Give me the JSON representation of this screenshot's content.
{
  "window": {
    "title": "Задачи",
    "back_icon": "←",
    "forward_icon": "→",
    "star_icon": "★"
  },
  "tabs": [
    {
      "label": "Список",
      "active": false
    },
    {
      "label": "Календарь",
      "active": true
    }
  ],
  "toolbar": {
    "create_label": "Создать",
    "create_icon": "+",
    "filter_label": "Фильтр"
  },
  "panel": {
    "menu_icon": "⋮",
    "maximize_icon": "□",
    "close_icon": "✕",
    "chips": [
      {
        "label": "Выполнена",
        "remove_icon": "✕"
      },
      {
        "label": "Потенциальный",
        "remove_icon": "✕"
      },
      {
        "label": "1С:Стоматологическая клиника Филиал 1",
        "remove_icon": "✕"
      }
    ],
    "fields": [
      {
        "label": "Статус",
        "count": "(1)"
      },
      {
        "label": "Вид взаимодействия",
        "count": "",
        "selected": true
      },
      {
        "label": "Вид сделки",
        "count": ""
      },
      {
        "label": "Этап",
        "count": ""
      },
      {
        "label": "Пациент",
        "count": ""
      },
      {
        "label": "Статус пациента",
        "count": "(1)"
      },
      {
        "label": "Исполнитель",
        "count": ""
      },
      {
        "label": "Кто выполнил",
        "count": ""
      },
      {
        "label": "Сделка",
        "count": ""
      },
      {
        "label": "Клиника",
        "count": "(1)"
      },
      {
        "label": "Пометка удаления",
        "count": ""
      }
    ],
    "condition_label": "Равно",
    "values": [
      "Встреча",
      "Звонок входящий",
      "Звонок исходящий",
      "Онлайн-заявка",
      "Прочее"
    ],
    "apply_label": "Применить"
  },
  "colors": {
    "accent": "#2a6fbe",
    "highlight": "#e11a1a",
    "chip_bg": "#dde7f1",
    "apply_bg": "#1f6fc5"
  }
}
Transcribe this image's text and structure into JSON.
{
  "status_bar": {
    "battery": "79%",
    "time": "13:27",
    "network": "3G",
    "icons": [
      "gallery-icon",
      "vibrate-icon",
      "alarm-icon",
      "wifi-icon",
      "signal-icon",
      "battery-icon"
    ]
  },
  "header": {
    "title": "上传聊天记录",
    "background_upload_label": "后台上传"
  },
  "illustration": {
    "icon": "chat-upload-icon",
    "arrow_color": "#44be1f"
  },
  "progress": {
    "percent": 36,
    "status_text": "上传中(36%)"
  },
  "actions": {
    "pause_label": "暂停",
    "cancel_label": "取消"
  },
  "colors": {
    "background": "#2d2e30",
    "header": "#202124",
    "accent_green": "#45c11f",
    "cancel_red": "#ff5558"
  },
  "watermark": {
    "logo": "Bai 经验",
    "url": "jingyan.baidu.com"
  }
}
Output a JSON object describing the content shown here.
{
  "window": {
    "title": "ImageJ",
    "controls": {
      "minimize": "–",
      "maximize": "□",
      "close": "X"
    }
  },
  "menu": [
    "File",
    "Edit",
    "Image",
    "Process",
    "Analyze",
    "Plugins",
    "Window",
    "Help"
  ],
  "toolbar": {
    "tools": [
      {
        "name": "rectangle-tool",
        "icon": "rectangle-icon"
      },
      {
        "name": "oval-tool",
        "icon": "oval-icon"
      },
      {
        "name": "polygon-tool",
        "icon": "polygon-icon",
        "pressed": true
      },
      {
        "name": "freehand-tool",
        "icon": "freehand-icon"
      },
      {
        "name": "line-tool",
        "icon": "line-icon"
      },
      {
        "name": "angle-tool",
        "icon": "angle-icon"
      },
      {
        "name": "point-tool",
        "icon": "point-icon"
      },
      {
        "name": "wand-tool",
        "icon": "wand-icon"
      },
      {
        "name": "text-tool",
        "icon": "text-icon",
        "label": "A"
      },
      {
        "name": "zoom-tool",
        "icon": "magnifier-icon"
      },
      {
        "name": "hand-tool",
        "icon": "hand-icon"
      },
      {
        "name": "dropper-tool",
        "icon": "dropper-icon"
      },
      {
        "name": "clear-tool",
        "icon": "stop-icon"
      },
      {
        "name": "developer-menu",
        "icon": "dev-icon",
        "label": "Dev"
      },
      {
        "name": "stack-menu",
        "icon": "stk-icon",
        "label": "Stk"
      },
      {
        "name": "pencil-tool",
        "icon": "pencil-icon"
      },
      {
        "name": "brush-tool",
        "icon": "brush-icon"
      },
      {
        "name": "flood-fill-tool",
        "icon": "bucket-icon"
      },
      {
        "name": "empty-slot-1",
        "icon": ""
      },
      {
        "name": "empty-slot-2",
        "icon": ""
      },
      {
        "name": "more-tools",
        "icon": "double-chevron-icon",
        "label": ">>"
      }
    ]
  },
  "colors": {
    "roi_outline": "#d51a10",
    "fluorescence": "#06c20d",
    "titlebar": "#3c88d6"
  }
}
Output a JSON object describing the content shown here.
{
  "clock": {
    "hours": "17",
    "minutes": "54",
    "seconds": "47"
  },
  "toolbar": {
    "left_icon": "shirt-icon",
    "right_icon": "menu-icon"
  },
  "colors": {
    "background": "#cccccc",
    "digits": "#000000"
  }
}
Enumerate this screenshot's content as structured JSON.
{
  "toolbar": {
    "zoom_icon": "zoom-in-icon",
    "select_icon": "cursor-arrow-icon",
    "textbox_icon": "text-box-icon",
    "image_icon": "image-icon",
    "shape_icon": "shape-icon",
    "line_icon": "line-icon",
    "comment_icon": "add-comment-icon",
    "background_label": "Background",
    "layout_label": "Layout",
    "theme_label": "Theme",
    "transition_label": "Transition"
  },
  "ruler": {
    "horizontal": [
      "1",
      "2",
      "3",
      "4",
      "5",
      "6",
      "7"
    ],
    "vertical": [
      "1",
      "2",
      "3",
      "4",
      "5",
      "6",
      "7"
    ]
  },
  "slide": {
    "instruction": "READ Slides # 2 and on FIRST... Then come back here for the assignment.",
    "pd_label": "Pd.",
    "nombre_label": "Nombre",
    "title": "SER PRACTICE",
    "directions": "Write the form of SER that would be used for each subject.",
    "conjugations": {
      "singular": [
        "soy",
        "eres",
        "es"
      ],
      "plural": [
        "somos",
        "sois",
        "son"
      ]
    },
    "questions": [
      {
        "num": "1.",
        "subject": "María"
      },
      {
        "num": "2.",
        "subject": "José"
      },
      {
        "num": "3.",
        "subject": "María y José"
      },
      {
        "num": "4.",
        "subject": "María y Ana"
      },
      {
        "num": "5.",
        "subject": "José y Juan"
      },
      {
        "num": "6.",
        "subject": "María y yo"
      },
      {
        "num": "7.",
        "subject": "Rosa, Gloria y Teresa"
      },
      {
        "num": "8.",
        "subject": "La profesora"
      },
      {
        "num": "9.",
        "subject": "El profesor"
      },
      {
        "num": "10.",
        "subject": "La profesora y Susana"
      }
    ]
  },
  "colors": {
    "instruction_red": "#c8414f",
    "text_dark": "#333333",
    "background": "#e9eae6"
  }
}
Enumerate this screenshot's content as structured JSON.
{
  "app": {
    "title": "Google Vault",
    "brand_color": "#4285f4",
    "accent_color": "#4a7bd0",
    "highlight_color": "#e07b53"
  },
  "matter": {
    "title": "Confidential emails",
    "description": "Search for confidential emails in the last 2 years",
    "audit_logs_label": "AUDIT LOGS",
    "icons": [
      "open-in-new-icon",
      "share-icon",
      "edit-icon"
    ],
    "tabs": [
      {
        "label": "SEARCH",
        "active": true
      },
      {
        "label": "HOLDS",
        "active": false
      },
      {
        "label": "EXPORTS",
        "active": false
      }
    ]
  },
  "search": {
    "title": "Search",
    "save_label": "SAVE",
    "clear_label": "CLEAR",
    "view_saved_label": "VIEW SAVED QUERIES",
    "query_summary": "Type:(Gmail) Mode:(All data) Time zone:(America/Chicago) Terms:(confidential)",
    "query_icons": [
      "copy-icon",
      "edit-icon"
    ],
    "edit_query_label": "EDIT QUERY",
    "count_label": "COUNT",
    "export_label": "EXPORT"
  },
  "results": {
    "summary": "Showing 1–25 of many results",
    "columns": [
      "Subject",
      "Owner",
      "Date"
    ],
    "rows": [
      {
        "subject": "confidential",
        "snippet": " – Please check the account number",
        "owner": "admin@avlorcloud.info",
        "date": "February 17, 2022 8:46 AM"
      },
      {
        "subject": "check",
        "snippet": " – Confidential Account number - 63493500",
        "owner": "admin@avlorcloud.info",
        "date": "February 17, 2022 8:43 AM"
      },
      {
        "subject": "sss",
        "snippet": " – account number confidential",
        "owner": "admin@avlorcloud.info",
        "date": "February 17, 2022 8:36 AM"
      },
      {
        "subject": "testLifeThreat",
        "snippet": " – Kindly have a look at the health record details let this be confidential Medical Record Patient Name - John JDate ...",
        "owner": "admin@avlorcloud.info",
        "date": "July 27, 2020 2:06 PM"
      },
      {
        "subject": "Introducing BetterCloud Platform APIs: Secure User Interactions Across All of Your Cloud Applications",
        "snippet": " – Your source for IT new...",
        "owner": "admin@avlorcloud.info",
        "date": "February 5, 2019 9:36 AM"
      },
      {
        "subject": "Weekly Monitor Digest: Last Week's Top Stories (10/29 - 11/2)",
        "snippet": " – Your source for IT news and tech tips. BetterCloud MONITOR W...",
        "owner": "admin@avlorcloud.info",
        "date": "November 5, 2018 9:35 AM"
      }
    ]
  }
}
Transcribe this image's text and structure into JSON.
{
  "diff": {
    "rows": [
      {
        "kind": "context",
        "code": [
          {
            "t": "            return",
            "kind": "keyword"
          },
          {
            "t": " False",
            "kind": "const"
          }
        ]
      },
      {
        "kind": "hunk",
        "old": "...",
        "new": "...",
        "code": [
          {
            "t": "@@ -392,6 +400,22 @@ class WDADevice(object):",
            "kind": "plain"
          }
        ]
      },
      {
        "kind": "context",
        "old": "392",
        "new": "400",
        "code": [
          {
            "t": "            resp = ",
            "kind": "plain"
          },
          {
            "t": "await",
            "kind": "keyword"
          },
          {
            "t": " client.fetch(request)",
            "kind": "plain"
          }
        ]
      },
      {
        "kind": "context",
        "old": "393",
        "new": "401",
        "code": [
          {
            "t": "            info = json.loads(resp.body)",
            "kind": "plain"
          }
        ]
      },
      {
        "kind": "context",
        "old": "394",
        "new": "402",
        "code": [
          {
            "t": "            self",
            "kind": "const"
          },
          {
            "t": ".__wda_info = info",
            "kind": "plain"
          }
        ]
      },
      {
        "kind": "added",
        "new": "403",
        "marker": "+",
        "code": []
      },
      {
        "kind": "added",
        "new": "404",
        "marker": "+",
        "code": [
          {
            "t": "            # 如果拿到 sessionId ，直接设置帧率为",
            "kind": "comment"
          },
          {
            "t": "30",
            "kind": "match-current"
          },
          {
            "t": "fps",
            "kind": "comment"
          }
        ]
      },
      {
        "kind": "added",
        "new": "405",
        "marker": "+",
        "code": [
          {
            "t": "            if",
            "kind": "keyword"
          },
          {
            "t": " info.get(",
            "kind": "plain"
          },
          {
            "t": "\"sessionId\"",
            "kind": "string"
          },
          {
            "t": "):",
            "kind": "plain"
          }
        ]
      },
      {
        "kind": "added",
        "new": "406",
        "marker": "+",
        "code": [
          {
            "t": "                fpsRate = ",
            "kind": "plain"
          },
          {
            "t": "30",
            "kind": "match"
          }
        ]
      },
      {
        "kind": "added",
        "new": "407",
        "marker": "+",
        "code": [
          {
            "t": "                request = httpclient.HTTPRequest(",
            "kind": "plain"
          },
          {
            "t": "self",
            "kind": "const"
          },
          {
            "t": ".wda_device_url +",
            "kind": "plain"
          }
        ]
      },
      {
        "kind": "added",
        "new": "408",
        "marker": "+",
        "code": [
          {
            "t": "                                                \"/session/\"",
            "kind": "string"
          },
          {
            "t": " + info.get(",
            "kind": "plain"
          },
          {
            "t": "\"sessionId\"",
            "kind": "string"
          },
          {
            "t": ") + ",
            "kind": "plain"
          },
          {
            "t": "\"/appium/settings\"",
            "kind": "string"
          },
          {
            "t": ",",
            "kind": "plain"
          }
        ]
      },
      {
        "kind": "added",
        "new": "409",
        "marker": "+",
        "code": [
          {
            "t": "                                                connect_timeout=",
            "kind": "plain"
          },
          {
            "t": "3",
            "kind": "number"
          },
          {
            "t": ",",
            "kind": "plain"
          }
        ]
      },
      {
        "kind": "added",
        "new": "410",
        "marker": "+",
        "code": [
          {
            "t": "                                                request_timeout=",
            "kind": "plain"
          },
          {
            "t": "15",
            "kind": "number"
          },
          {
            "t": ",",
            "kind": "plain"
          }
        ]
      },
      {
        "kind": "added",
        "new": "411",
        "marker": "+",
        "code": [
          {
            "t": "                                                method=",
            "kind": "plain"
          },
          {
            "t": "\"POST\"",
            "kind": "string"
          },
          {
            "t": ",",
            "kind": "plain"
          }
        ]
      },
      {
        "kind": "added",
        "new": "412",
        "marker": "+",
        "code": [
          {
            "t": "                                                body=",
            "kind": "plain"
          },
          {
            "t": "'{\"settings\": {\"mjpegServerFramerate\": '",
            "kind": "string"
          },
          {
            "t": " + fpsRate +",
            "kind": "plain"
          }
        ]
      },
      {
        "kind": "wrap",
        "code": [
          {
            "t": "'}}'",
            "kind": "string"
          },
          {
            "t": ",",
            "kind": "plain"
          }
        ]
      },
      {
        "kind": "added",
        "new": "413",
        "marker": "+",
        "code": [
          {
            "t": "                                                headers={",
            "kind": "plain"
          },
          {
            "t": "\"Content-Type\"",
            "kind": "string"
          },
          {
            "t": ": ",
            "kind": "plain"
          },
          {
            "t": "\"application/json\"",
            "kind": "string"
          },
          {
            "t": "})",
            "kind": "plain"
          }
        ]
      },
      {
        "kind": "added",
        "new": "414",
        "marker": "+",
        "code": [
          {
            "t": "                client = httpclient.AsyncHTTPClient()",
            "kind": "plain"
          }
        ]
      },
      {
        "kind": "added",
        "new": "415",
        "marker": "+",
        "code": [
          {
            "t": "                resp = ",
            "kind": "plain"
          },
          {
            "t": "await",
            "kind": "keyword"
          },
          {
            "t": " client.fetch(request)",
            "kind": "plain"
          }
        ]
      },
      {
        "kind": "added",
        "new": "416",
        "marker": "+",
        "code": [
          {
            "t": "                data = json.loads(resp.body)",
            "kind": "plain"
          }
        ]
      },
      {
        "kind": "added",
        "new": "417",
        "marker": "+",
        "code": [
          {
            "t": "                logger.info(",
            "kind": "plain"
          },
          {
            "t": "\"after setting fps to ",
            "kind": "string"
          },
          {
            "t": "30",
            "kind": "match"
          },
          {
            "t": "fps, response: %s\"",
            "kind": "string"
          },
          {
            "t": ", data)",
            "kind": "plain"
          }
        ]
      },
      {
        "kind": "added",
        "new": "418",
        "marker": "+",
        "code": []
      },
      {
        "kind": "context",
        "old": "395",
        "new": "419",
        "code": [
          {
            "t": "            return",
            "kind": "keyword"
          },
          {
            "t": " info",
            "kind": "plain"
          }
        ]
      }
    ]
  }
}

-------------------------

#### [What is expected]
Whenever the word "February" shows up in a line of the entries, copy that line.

#### [Response]
        "date": "February 17, 2022 8:46 AM"
        "date": "February 17, 2022 8:43 AM"
        "date": "February 17, 2022 8:36 AM"
        "date": "February 5, 2019 9:36 AM"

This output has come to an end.